## [SUPPLIED DATA]
───

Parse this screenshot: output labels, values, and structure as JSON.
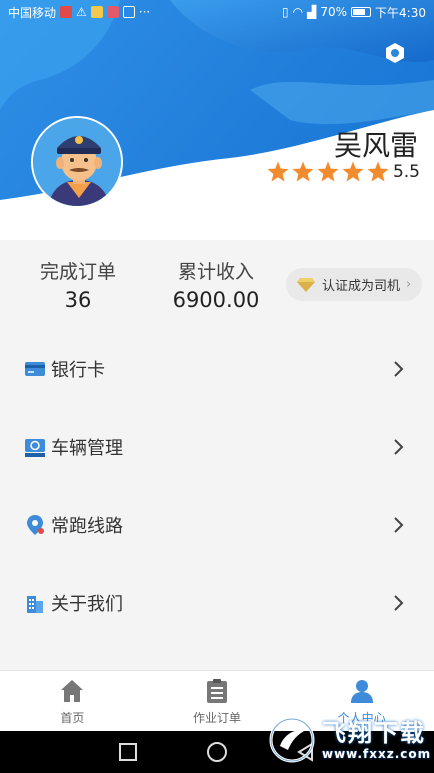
{
  "status_bar": {
    "carrier": "中国移动",
    "more": "···",
    "battery": "70%",
    "time": "下午4:30"
  },
  "profile": {
    "name": "吴风雷",
    "rating": "5.5",
    "stars": 5
  },
  "stats": {
    "orders_label": "完成订单",
    "orders_value": "36",
    "income_label": "累计收入",
    "income_value": "6900.00",
    "certify_label": "认证成为司机"
  },
  "menu": {
    "items": [
      {
        "label": "银行卡",
        "icon": "bank-card-icon"
      },
      {
        "label": "车辆管理",
        "icon": "vehicle-icon"
      },
      {
        "label": "常跑线路",
        "icon": "location-pin-icon"
      },
      {
        "label": "关于我们",
        "icon": "building-icon"
      }
    ]
  },
  "tabbar": {
    "tabs": [
      {
        "label": "首页",
        "icon": "home-icon"
      },
      {
        "label": "作业订单",
        "icon": "clipboard-icon"
      },
      {
        "label": "个人中心",
        "icon": "person-icon"
      }
    ]
  },
  "watermark": {
    "main": "飞翔下载",
    "sub": "www.fxxz.com"
  },
  "colors": {
    "accent": "#3d8bd9",
    "header_blue": "#1e7fd8",
    "star": "#f28a2e"
  }
}
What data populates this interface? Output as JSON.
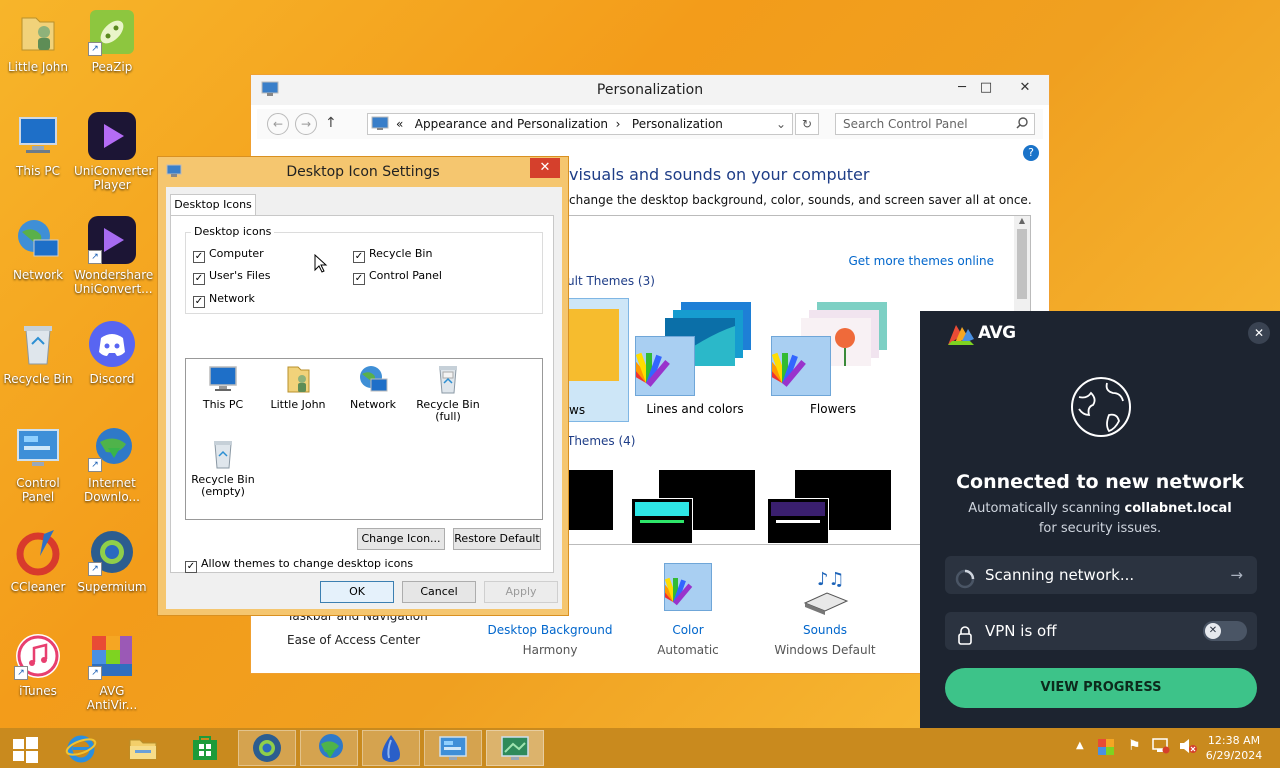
{
  "desktop": {
    "icons": [
      {
        "label": "Little John"
      },
      {
        "label": "PeaZip"
      },
      {
        "label": "This PC"
      },
      {
        "label": "UniConverter Player"
      },
      {
        "label": "Network"
      },
      {
        "label": "Wondershare UniConvert..."
      },
      {
        "label": "Recycle Bin"
      },
      {
        "label": "Discord"
      },
      {
        "label": "Control Panel"
      },
      {
        "label": "Internet Downlo..."
      },
      {
        "label": "CCleaner"
      },
      {
        "label": "Supermium"
      },
      {
        "label": "iTunes"
      },
      {
        "label": "AVG AntiVir..."
      }
    ]
  },
  "personalization": {
    "title": "Personalization",
    "breadcrumb_prefix": "«",
    "breadcrumb": [
      "Appearance and Personalization",
      "Personalization"
    ],
    "search_placeholder": "Search Control Panel",
    "heading": "visuals and sounds on your computer",
    "subheading": "change the desktop background, color, sounds, and screen saver all at once.",
    "get_more_themes": "Get more themes online",
    "default_themes_label": "ult Themes (3)",
    "themes": [
      {
        "label": "ws"
      },
      {
        "label": "Lines and colors"
      },
      {
        "label": "Flowers"
      }
    ],
    "high_contrast_label": "Themes (4)",
    "side_links": [
      "Taskbar and Navigation",
      "Ease of Access Center"
    ],
    "bottom_items": [
      {
        "label": "Desktop Background",
        "value": "Harmony"
      },
      {
        "label": "Color",
        "value": "Automatic"
      },
      {
        "label": "Sounds",
        "value": "Windows Default"
      }
    ]
  },
  "dialog": {
    "title": "Desktop Icon Settings",
    "tab": "Desktop Icons",
    "group_label": "Desktop icons",
    "checkboxes": [
      {
        "label": "Computer",
        "checked": true
      },
      {
        "label": "Recycle Bin",
        "checked": true
      },
      {
        "label": "User's Files",
        "checked": true
      },
      {
        "label": "Control Panel",
        "checked": true
      },
      {
        "label": "Network",
        "checked": true
      }
    ],
    "icons": [
      {
        "label": "This PC"
      },
      {
        "label": "Little John"
      },
      {
        "label": "Network"
      },
      {
        "label": "Recycle Bin (full)"
      },
      {
        "label": "Recycle Bin (empty)"
      }
    ],
    "change_icon": "Change Icon...",
    "restore_default": "Restore Default",
    "allow_themes": "Allow themes to change desktop icons",
    "ok": "OK",
    "cancel": "Cancel",
    "apply": "Apply"
  },
  "avg": {
    "brand": "AVG",
    "heading": "Connected to new network",
    "text_before": "Automatically scanning ",
    "network": "collabnet.local",
    "text_after": " for security issues.",
    "scanning": "Scanning network...",
    "vpn": "VPN is off",
    "button": "VIEW PROGRESS",
    "accent": "#3dc389"
  },
  "taskbar": {
    "time": "12:38 AM",
    "date": "6/29/2024"
  }
}
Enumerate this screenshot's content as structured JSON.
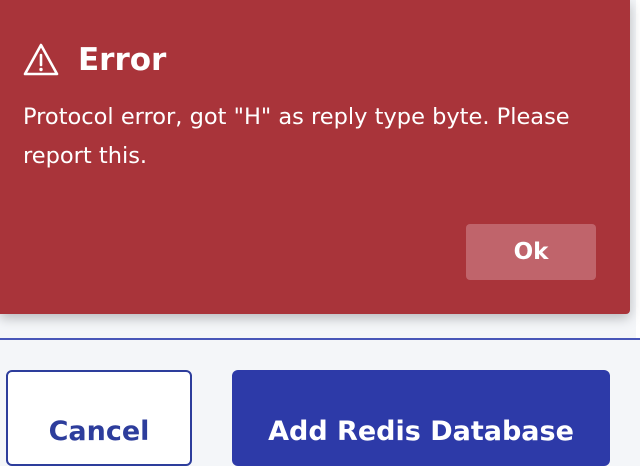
{
  "error_toast": {
    "icon": "warning-triangle-icon",
    "title": "Error",
    "message": "Protocol error, got \"H\" as reply type byte. Please report this.",
    "ok_label": "Ok"
  },
  "footer": {
    "cancel_label": "Cancel",
    "add_label": "Add Redis Database"
  },
  "colors": {
    "toast_background": "#a9343a",
    "ok_button": "#c0646b",
    "primary": "#2d3aa8",
    "accent_border": "#2d3d9c"
  }
}
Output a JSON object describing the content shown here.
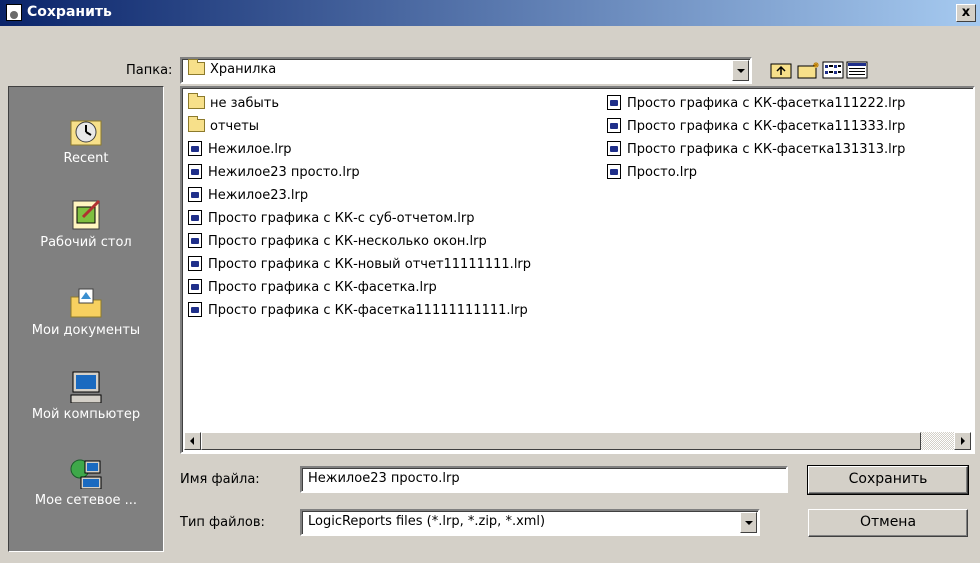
{
  "window": {
    "title": "Сохранить",
    "close_label": "x"
  },
  "folder_bar": {
    "label": "Папка:",
    "current": "Хранилка"
  },
  "places": [
    {
      "label": "Recent",
      "icon": "recent-clock-icon"
    },
    {
      "label": "Рабочий стол",
      "icon": "desktop-icon"
    },
    {
      "label": "Мои документы",
      "icon": "my-documents-icon"
    },
    {
      "label": "Мой компьютер",
      "icon": "my-computer-icon"
    },
    {
      "label": "Мое сетевое ...",
      "icon": "network-icon"
    }
  ],
  "files": {
    "col1": [
      {
        "name": "не забыть",
        "type": "folder"
      },
      {
        "name": "отчеты",
        "type": "folder"
      },
      {
        "name": "Нежилое.lrp",
        "type": "file"
      },
      {
        "name": "Нежилое23 просто.lrp",
        "type": "file"
      },
      {
        "name": "Нежилое23.lrp",
        "type": "file"
      },
      {
        "name": "Просто графика с КК-с суб-отчетом.lrp",
        "type": "file"
      },
      {
        "name": "Просто графика с КК-несколько окон.lrp",
        "type": "file"
      },
      {
        "name": "Просто графика с КК-новый отчет11111111.lrp",
        "type": "file"
      },
      {
        "name": "Просто графика с КК-фасетка.lrp",
        "type": "file"
      },
      {
        "name": "Просто графика с КК-фасетка11111111111.lrp",
        "type": "file"
      }
    ],
    "col2": [
      {
        "name": "Просто графика с КК-фасетка111222.lrp",
        "type": "file"
      },
      {
        "name": "Просто графика с КК-фасетка111333.lrp",
        "type": "file"
      },
      {
        "name": "Просто графика с КК-фасетка131313.lrp",
        "type": "file"
      },
      {
        "name": "Просто.lrp",
        "type": "file"
      }
    ]
  },
  "filename": {
    "label": "Имя файла:",
    "value": "Нежилое23 просто.lrp"
  },
  "filetype": {
    "label": "Тип файлов:",
    "value": "LogicReports files (*.lrp, *.zip, *.xml)"
  },
  "buttons": {
    "save": "Сохранить",
    "cancel": "Отмена"
  }
}
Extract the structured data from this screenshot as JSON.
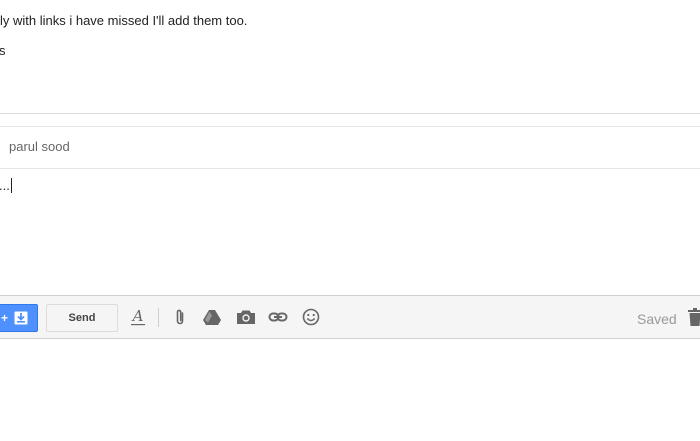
{
  "quoted": {
    "line1": "ly with links i have missed I'll add them too.",
    "line2": "s"
  },
  "recipients": {
    "name": "parul sood"
  },
  "body": {
    "text": "..."
  },
  "toolbar": {
    "addon_label": "+",
    "send_label": "Send",
    "status": "Saved",
    "icons": [
      "formatting-icon",
      "attach-icon",
      "drive-icon",
      "photo-icon",
      "link-icon",
      "emoji-icon",
      "trash-icon"
    ],
    "accent_color": "#4d90fe"
  }
}
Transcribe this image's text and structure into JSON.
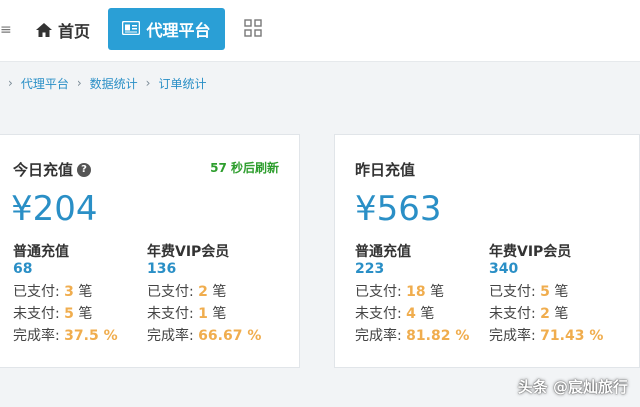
{
  "nav": {
    "home_label": "首页",
    "active_label": "代理平台",
    "edge_glyph": "≡"
  },
  "breadcrumb": {
    "items": [
      "代理平台",
      "数据统计",
      "订单统计"
    ],
    "separator": "›"
  },
  "today": {
    "title": "今日充值",
    "refresh_seconds": "57",
    "refresh_text": "秒后刷新",
    "amount": "¥204",
    "normal": {
      "name": "普通充值",
      "count": "68",
      "paid_label": "已支付: ",
      "paid": "3",
      "paid_unit": " 笔",
      "unpaid_label": "未支付: ",
      "unpaid": "5",
      "unpaid_unit": " 笔",
      "rate_label": "完成率: ",
      "rate": "37.5 %"
    },
    "vip": {
      "name": "年费VIP会员",
      "count": "136",
      "paid_label": "已支付: ",
      "paid": "2",
      "paid_unit": " 笔",
      "unpaid_label": "未支付: ",
      "unpaid": "1",
      "unpaid_unit": " 笔",
      "rate_label": "完成率: ",
      "rate": "66.67 %"
    }
  },
  "yesterday": {
    "title": "昨日充值",
    "amount": "¥563",
    "normal": {
      "name": "普通充值",
      "count": "223",
      "paid_label": "已支付: ",
      "paid": "18",
      "paid_unit": " 笔",
      "unpaid_label": "未支付: ",
      "unpaid": "4",
      "unpaid_unit": " 笔",
      "rate_label": "完成率: ",
      "rate": "81.82 %"
    },
    "vip": {
      "name": "年费VIP会员",
      "count": "340",
      "paid_label": "已支付: ",
      "paid": "5",
      "paid_unit": " 笔",
      "unpaid_label": "未支付: ",
      "unpaid": "2",
      "unpaid_unit": " 笔",
      "rate_label": "完成率: ",
      "rate": "71.43 %"
    }
  },
  "watermark": "头条 @宸灿旅行",
  "colors": {
    "accent": "#2a9fd6",
    "link": "#2a8fc6",
    "highlight": "#f0ad4e",
    "success": "#2e9e2e"
  },
  "icons": {
    "home": "home-icon",
    "platform": "id-card-icon",
    "grid": "grid-icon",
    "help": "help-circle-icon"
  }
}
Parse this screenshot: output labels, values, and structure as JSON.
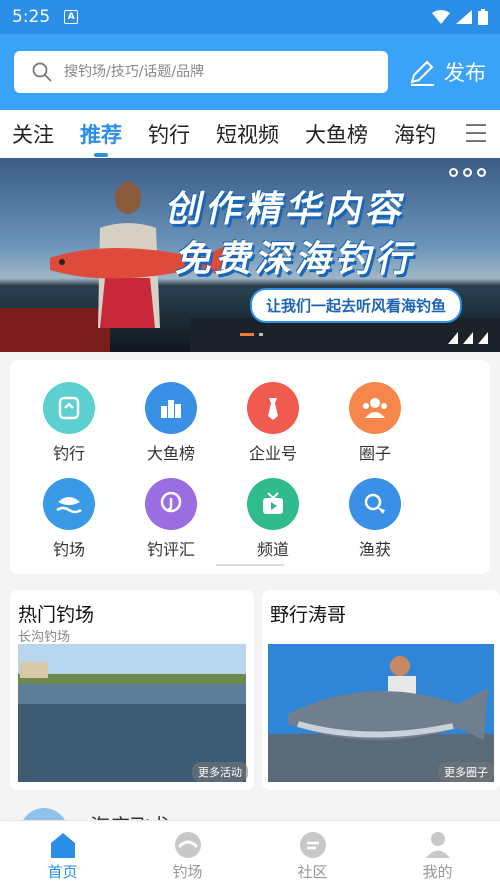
{
  "status_bar": {
    "time": "5:25",
    "notification": "A"
  },
  "header": {
    "search_placeholder": "搜钓场/技巧/话题/品牌",
    "publish_label": "发布"
  },
  "tabs": [
    {
      "label": "关注",
      "active": false
    },
    {
      "label": "推荐",
      "active": true
    },
    {
      "label": "钓行",
      "active": false
    },
    {
      "label": "短视频",
      "active": false
    },
    {
      "label": "大鱼榜",
      "active": false
    },
    {
      "label": "海钓",
      "active": false
    }
  ],
  "banner": {
    "headline_1": "创作精华内容",
    "headline_2": "免费深海钓行",
    "slogan": "让我们一起去听风看海钓鱼"
  },
  "grid": [
    {
      "label": "钓行",
      "icon": "fishing-trip-icon",
      "color": "#5ccfd0"
    },
    {
      "label": "大鱼榜",
      "icon": "ranking-icon",
      "color": "#3a8fe6"
    },
    {
      "label": "企业号",
      "icon": "business-tie-icon",
      "color": "#f05a4f"
    },
    {
      "label": "圈子",
      "icon": "group-icon",
      "color": "#f7864c"
    },
    {
      "label": "钓场",
      "icon": "fish-wave-icon",
      "color": "#3a9ae8"
    },
    {
      "label": "钓评汇",
      "icon": "hook-review-icon",
      "color": "#9b6de0"
    },
    {
      "label": "频道",
      "icon": "tv-channel-icon",
      "color": "#2fbb8c"
    },
    {
      "label": "渔获",
      "icon": "catch-icon",
      "color": "#3a8fe6"
    }
  ],
  "cards": [
    {
      "title": "热门钓场",
      "subtitle": "长沟钓场",
      "more": "更多活动"
    },
    {
      "title": "野行涛哥",
      "more": "更多圈子"
    }
  ],
  "peek_text": "海店飞尤",
  "bottom_nav": [
    {
      "label": "首页",
      "icon": "home-icon",
      "active": true
    },
    {
      "label": "钓场",
      "icon": "fishing-spot-icon",
      "active": false
    },
    {
      "label": "社区",
      "icon": "community-icon",
      "active": false
    },
    {
      "label": "我的",
      "icon": "profile-icon",
      "active": false
    }
  ],
  "colors": {
    "brand": "#3aa3f7",
    "active": "#2b8fe8"
  }
}
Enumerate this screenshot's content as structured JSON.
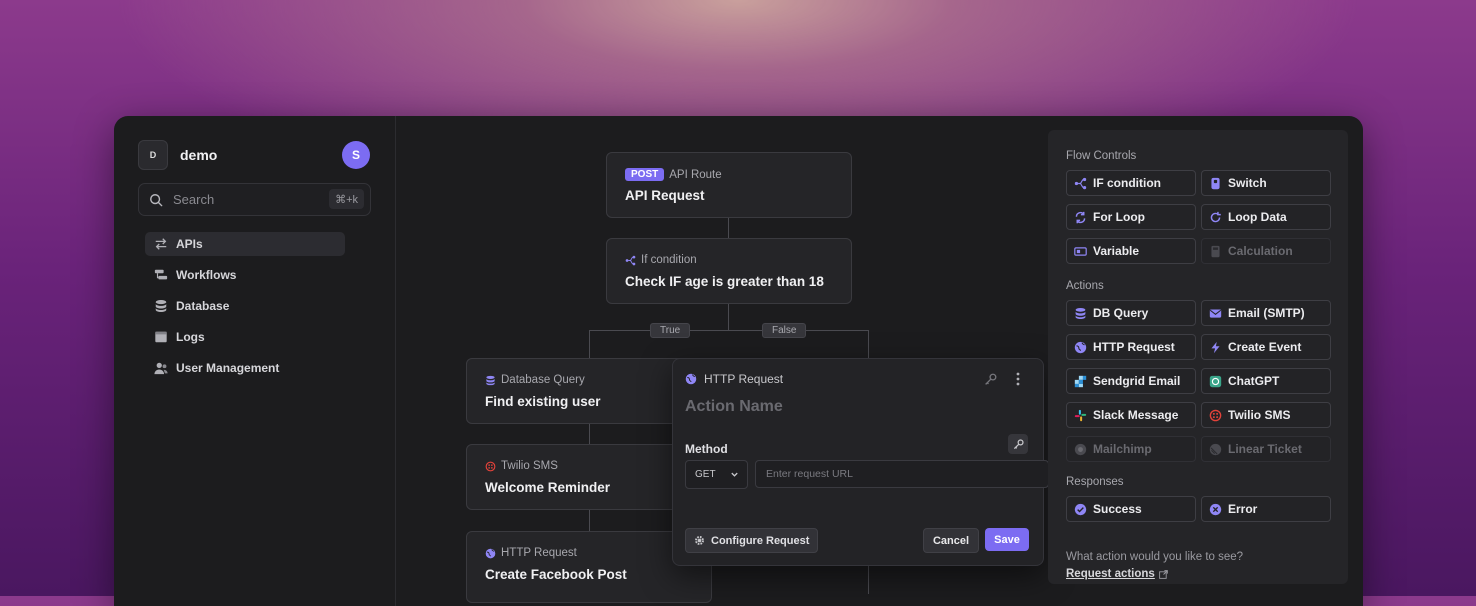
{
  "workspace": {
    "logo": "D",
    "name": "demo",
    "avatar": "S"
  },
  "search": {
    "placeholder": "Search",
    "shortcut": "⌘+k"
  },
  "nav": [
    {
      "label": "APIs",
      "icon": "arrows-swap-icon",
      "active": true
    },
    {
      "label": "Workflows",
      "icon": "workflow-icon"
    },
    {
      "label": "Database",
      "icon": "database-icon"
    },
    {
      "label": "Logs",
      "icon": "logs-icon"
    },
    {
      "label": "User Management",
      "icon": "users-icon"
    }
  ],
  "nodes": {
    "api": {
      "badge": "POST",
      "sub": "API Route",
      "title": "API Request"
    },
    "ifc": {
      "sub": "If condition",
      "title": "Check IF age is greater than 18"
    },
    "db": {
      "sub": "Database Query",
      "title": "Find existing user"
    },
    "twilio": {
      "sub": "Twilio SMS",
      "title": "Welcome Reminder"
    },
    "http": {
      "sub": "HTTP Request",
      "title": "Create Facebook Post"
    }
  },
  "branches": {
    "true_label": "True",
    "false_label": "False"
  },
  "panel": {
    "header": "HTTP Request",
    "action_name_placeholder": "Action Name",
    "method_label": "Method",
    "method_value": "GET",
    "url_placeholder": "Enter request URL",
    "configure_label": "Configure Request",
    "cancel_label": "Cancel",
    "save_label": "Save"
  },
  "palette": {
    "flow_controls_label": "Flow Controls",
    "actions_label": "Actions",
    "responses_label": "Responses",
    "flow_controls": [
      {
        "label": "IF condition",
        "icon": "branch-icon"
      },
      {
        "label": "Switch",
        "icon": "switch-icon"
      },
      {
        "label": "For Loop",
        "icon": "loop-icon"
      },
      {
        "label": "Loop Data",
        "icon": "refresh-icon"
      },
      {
        "label": "Variable",
        "icon": "variable-icon"
      },
      {
        "label": "Calculation",
        "icon": "calculator-icon",
        "disabled": true
      }
    ],
    "actions": [
      {
        "label": "DB Query",
        "icon": "database-icon"
      },
      {
        "label": "Email (SMTP)",
        "icon": "mail-icon"
      },
      {
        "label": "HTTP Request",
        "icon": "globe-icon"
      },
      {
        "label": "Create Event",
        "icon": "bolt-icon"
      },
      {
        "label": "Sendgrid Email",
        "icon": "sendgrid-icon"
      },
      {
        "label": "ChatGPT",
        "icon": "chatgpt-icon"
      },
      {
        "label": "Slack Message",
        "icon": "slack-icon"
      },
      {
        "label": "Twilio SMS",
        "icon": "twilio-icon"
      },
      {
        "label": "Mailchimp",
        "icon": "mailchimp-icon",
        "disabled": true
      },
      {
        "label": "Linear Ticket",
        "icon": "linear-icon",
        "disabled": true
      }
    ],
    "responses": [
      {
        "label": "Success",
        "icon": "check-circle-icon"
      },
      {
        "label": "Error",
        "icon": "x-circle-icon"
      }
    ],
    "question": "What action would you like to see?",
    "link_label": "Request actions"
  },
  "colors": {
    "accent": "#7c6cf2",
    "twilio": "#e2423a",
    "chatgpt": "#3aa58a",
    "sendgrid": "#2b8fd6"
  }
}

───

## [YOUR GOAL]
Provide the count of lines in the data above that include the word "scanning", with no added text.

## [RESPONSE FOR THIS EXERCISE]
2